[Dataset rows describing interfaces]
==========

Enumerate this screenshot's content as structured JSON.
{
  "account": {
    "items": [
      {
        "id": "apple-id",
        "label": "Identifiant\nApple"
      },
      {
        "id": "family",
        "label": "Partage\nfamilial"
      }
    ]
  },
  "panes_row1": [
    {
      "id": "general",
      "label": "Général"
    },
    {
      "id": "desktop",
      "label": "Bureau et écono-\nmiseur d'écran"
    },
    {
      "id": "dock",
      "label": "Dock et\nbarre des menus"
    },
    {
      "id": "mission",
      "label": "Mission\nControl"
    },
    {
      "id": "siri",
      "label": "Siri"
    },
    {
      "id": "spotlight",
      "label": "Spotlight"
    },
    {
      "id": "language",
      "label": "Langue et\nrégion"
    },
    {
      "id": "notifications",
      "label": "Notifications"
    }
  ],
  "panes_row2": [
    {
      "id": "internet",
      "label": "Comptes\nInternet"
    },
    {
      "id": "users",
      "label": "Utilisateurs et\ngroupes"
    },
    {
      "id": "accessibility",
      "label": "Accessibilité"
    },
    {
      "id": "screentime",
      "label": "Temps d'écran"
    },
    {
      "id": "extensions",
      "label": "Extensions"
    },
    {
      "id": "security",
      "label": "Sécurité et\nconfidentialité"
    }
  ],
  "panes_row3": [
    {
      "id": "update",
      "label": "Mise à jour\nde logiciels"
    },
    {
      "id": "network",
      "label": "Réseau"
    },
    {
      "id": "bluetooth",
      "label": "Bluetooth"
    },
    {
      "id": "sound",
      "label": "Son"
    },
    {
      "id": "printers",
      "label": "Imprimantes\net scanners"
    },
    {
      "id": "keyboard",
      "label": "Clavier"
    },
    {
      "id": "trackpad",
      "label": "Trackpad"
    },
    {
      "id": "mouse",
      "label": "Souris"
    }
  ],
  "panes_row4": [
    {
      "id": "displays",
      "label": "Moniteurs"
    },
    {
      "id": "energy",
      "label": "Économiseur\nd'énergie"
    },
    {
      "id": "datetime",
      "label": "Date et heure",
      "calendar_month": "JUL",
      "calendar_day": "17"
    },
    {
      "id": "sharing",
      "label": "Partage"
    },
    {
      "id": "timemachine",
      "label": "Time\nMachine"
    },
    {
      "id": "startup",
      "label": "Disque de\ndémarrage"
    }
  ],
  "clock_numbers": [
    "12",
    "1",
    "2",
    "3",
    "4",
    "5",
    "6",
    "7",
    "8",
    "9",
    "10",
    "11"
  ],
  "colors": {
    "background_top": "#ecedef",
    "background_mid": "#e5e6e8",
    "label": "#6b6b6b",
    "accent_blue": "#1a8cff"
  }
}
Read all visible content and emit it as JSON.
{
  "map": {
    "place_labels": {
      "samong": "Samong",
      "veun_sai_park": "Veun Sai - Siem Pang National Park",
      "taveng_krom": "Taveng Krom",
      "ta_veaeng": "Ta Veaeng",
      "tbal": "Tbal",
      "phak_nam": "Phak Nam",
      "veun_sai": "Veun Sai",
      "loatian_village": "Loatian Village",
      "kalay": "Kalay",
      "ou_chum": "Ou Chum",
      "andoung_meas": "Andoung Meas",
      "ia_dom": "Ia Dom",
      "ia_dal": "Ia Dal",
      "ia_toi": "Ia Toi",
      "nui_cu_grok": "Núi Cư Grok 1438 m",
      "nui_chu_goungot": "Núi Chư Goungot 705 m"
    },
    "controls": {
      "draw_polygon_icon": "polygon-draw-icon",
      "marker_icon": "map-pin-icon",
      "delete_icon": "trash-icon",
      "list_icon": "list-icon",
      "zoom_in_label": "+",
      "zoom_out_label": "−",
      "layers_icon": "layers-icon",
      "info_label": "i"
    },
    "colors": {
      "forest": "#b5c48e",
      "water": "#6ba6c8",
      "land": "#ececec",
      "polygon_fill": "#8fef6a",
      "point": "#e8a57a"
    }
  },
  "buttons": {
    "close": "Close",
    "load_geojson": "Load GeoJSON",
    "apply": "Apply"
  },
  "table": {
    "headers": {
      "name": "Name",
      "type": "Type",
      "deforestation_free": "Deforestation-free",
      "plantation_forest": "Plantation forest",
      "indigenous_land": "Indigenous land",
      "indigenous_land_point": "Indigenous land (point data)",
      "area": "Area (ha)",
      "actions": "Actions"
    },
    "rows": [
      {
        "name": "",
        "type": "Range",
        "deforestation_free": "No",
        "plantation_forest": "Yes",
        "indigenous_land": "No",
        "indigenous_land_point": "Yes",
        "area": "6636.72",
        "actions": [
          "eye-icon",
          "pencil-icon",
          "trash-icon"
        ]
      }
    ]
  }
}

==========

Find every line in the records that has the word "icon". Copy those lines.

      "draw_polygon_icon": "polygon-draw-icon",
      "marker_icon": "map-pin-icon",
      "delete_icon": "trash-icon",
      "list_icon": "list-icon",
      "layers_icon": "layers-icon",
          "eye-icon",
          "pencil-icon",
          "trash-icon"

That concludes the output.